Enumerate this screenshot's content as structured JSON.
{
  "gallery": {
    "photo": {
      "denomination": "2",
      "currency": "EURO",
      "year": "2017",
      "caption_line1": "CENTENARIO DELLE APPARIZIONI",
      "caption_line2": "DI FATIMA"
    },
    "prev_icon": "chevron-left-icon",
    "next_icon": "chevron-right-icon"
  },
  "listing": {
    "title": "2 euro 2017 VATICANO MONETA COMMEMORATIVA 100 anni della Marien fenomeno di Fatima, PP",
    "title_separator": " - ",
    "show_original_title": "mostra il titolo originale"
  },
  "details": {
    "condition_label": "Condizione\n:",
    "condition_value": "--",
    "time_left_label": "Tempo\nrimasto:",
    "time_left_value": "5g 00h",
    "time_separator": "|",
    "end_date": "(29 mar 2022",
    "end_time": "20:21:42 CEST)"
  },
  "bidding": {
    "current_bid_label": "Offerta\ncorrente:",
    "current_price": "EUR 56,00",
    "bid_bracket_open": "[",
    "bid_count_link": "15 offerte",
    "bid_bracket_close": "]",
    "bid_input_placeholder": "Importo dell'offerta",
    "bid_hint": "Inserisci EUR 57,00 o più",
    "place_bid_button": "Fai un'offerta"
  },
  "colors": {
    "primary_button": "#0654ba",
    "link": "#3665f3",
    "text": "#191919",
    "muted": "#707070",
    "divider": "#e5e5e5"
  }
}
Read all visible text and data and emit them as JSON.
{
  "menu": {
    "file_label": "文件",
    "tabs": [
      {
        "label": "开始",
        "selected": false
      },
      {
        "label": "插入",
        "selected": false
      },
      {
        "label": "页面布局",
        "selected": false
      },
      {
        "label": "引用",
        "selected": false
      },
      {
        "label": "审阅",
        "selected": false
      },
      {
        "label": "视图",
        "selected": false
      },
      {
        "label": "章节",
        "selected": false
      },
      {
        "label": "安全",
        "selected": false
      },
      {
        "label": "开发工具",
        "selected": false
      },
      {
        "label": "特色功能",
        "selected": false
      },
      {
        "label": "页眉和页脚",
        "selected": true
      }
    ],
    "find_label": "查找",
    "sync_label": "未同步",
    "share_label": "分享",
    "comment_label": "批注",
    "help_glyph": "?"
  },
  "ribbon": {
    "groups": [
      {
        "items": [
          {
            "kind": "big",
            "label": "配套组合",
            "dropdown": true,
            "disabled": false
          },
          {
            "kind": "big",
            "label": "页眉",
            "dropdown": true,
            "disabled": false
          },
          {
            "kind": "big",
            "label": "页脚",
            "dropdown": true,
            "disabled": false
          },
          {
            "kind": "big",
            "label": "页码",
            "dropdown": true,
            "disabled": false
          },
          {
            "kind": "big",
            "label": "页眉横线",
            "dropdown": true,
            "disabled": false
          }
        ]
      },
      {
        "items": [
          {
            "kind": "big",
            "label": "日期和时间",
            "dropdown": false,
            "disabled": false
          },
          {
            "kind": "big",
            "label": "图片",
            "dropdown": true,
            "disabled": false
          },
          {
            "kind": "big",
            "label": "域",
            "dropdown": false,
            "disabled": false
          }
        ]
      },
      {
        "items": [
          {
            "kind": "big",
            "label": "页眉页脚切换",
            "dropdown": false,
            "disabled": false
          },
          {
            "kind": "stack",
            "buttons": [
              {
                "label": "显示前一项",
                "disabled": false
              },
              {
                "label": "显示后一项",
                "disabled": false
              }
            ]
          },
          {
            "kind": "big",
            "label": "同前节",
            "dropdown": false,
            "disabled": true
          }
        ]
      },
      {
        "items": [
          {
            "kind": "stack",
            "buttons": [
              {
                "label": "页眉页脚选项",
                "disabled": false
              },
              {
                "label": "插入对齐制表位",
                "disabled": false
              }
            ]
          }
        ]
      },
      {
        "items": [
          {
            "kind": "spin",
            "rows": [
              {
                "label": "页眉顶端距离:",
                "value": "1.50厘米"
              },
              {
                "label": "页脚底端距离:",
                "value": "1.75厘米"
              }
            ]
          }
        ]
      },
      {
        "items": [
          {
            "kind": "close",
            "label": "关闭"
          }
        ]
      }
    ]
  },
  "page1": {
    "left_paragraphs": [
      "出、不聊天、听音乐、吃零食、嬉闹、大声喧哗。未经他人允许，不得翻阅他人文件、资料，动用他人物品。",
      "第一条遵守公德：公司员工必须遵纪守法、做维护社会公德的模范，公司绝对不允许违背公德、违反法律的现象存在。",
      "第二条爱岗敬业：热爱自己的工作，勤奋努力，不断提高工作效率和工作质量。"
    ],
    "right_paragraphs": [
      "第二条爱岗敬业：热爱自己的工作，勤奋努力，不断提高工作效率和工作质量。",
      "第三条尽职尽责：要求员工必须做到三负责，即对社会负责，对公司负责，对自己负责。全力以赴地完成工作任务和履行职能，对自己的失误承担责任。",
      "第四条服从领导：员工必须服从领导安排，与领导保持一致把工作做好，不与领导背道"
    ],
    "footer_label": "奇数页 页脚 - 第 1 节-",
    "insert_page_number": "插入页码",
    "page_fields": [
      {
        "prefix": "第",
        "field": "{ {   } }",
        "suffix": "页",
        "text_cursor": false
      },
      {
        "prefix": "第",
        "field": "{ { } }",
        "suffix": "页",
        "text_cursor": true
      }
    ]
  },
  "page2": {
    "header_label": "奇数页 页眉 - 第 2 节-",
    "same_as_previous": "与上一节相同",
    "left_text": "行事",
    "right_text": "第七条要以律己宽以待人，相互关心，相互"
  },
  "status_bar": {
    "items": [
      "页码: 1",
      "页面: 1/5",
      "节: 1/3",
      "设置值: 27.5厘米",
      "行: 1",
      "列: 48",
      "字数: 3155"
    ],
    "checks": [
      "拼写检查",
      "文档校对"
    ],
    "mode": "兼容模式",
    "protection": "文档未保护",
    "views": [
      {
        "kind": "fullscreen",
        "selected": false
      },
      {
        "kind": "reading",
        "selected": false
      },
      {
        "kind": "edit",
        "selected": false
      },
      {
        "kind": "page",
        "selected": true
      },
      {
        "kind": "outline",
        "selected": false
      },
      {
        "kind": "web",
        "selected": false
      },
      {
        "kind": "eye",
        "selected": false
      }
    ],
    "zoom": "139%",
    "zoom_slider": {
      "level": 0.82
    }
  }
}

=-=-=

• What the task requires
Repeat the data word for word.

• Response to this task
Enumerate this screenshot's content as structured JSON.
{
  "gallery": {
    "photo": {
      "denomination": "2",
      "currency": "EURO",
      "year": "2017",
      "caption_line1": "CENTENARIO DELLE APPARIZIONI",
      "caption_line2": "DI FATIMA"
    },
    "prev_icon": "chevron-left-icon",
    "next_icon": "chevron-right-icon"
  },
  "listing": {
    "title": "2 euro 2017 VATICANO MONETA COMMEMORATIVA 100 anni della Marien fenomeno di Fatima, PP",
    "title_separator": " - ",
    "show_original_title": "mostra il titolo originale"
  },
  "details": {
    "condition_label": "Condizione\n:",
    "condition_value": "--",
    "time_left_label": "Tempo\nrimasto:",
    "time_left_value": "5g 00h",
    "time_separator": "|",
    "end_date": "(29 mar 2022",
    "end_time": "20:21:42 CEST)"
  },
  "bidding": {
    "current_bid_label": "Offerta\ncorrente:",
    "current_price": "EUR 56,00",
    "bid_bracket_open": "[",
    "bid_count_link": "15 offerte",
    "bid_bracket_close": "]",
    "bid_input_placeholder": "Importo dell'offerta",
    "bid_hint": "Inserisci EUR 57,00 o più",
    "place_bid_button": "Fai un'offerta"
  },
  "colors": {
    "primary_button": "#0654ba",
    "link": "#3665f3",
    "text": "#191919",
    "muted": "#707070",
    "divider": "#e5e5e5"
  }
}
Read all visible text and data and emit them as JSON.
{
  "menu": {
    "file_label": "文件",
    "tabs": [
      {
        "label": "开始",
        "selected": false
      },
      {
        "label": "插入",
        "selected": false
      },
      {
        "label": "页面布局",
        "selected": false
      },
      {
        "label": "引用",
        "selected": false
      },
      {
        "label": "审阅",
        "selected": false
      },
      {
        "label": "视图",
        "selected": false
      },
      {
        "label": "章节",
        "selected": false
      },
      {
        "label": "安全",
        "selected": false
      },
      {
        "label": "开发工具",
        "selected": false
      },
      {
        "label": "特色功能",
        "selected": false
      },
      {
        "label": "页眉和页脚",
        "selected": true
      }
    ],
    "find_label": "查找",
    "sync_label": "未同步",
    "share_label": "分享",
    "comment_label": "批注",
    "help_glyph": "?"
  },
  "ribbon": {
    "groups": [
      {
        "items": [
          {
            "kind": "big",
            "label": "配套组合",
            "dropdown": true,
            "disabled": false
          },
          {
            "kind": "big",
            "label": "页眉",
            "dropdown": true,
            "disabled": false
          },
          {
            "kind": "big",
            "label": "页脚",
            "dropdown": true,
            "disabled": false
          },
          {
            "kind": "big",
            "label": "页码",
            "dropdown": true,
            "disabled": false
          },
          {
            "kind": "big",
            "label": "页眉横线",
            "dropdown": true,
            "disabled": false
          }
        ]
      },
      {
        "items": [
          {
            "kind": "big",
            "label": "日期和时间",
            "dropdown": false,
            "disabled": false
          },
          {
            "kind": "big",
            "label": "图片",
            "dropdown": true,
            "disabled": false
          },
          {
            "kind": "big",
            "label": "域",
            "dropdown": false,
            "disabled": false
          }
        ]
      },
      {
        "items": [
          {
            "kind": "big",
            "label": "页眉页脚切换",
            "dropdown": false,
            "disabled": false
          },
          {
            "kind": "stack",
            "buttons": [
              {
                "label": "显示前一项",
                "disabled": false
              },
              {
                "label": "显示后一项",
                "disabled": false
              }
            ]
          },
          {
            "kind": "big",
            "label": "同前节",
            "dropdown": false,
            "disabled": true
          }
        ]
      },
      {
        "items": [
          {
            "kind": "stack",
            "buttons": [
              {
                "label": "页眉页脚选项",
                "disabled": false
              },
              {
                "label": "插入对齐制表位",
                "disabled": false
              }
            ]
          }
        ]
      },
      {
        "items": [
          {
            "kind": "spin",
            "rows": [
              {
                "label": "页眉顶端距离:",
                "value": "1.50厘米"
              },
              {
                "label": "页脚底端距离:",
                "value": "1.75厘米"
              }
            ]
          }
        ]
      },
      {
        "items": [
          {
            "kind": "close",
            "label": "关闭"
          }
        ]
      }
    ]
  },
  "page1": {
    "left_paragraphs": [
      "出、不聊天、听音乐、吃零食、嬉闹、大声喧哗。未经他人允许，不得翻阅他人文件、资料，动用他人物品。",
      "第一条遵守公德：公司员工必须遵纪守法、做维护社会公德的模范，公司绝对不允许违背公德、违反法律的现象存在。",
      "第二条爱岗敬业：热爱自己的工作，勤奋努力，不断提高工作效率和工作质量。"
    ],
    "right_paragraphs": [
      "第二条爱岗敬业：热爱自己的工作，勤奋努力，不断提高工作效率和工作质量。",
      "第三条尽职尽责：要求员工必须做到三负责，即对社会负责，对公司负责，对自己负责。全力以赴地完成工作任务和履行职能，对自己的失误承担责任。",
      "第四条服从领导：员工必须服从领导安排，与领导保持一致把工作做好，不与领导背道"
    ],
    "footer_label": "奇数页 页脚 - 第 1 节-",
    "insert_page_number": "插入页码",
    "page_fields": [
      {
        "prefix": "第",
        "field": "{ {   } }",
        "suffix": "页",
        "text_cursor": false
      },
      {
        "prefix": "第",
        "field": "{ { } }",
        "suffix": "页",
        "text_cursor": true
      }
    ]
  },
  "page2": {
    "header_label": "奇数页 页眉 - 第 2 节-",
    "same_as_previous": "与上一节相同",
    "left_text": "行事",
    "right_text": "第七条要以律己宽以待人，相互关心，相互"
  },
  "status_bar": {
    "items": [
      "页码: 1",
      "页面: 1/5",
      "节: 1/3",
      "设置值: 27.5厘米",
      "行: 1",
      "列: 48",
      "字数: 3155"
    ],
    "checks": [
      "拼写检查",
      "文档校对"
    ],
    "mode": "兼容模式",
    "protection": "文档未保护",
    "views": [
      {
        "kind": "fullscreen",
        "selected": false
      },
      {
        "kind": "reading",
        "selected": false
      },
      {
        "kind": "edit",
        "selected": false
      },
      {
        "kind": "page",
        "selected": true
      },
      {
        "kind": "outline",
        "selected": false
      },
      {
        "kind": "web",
        "selected": false
      },
      {
        "kind": "eye",
        "selected": false
      }
    ],
    "zoom": "139%",
    "zoom_slider": {
      "level": 0.82
    }
  }
}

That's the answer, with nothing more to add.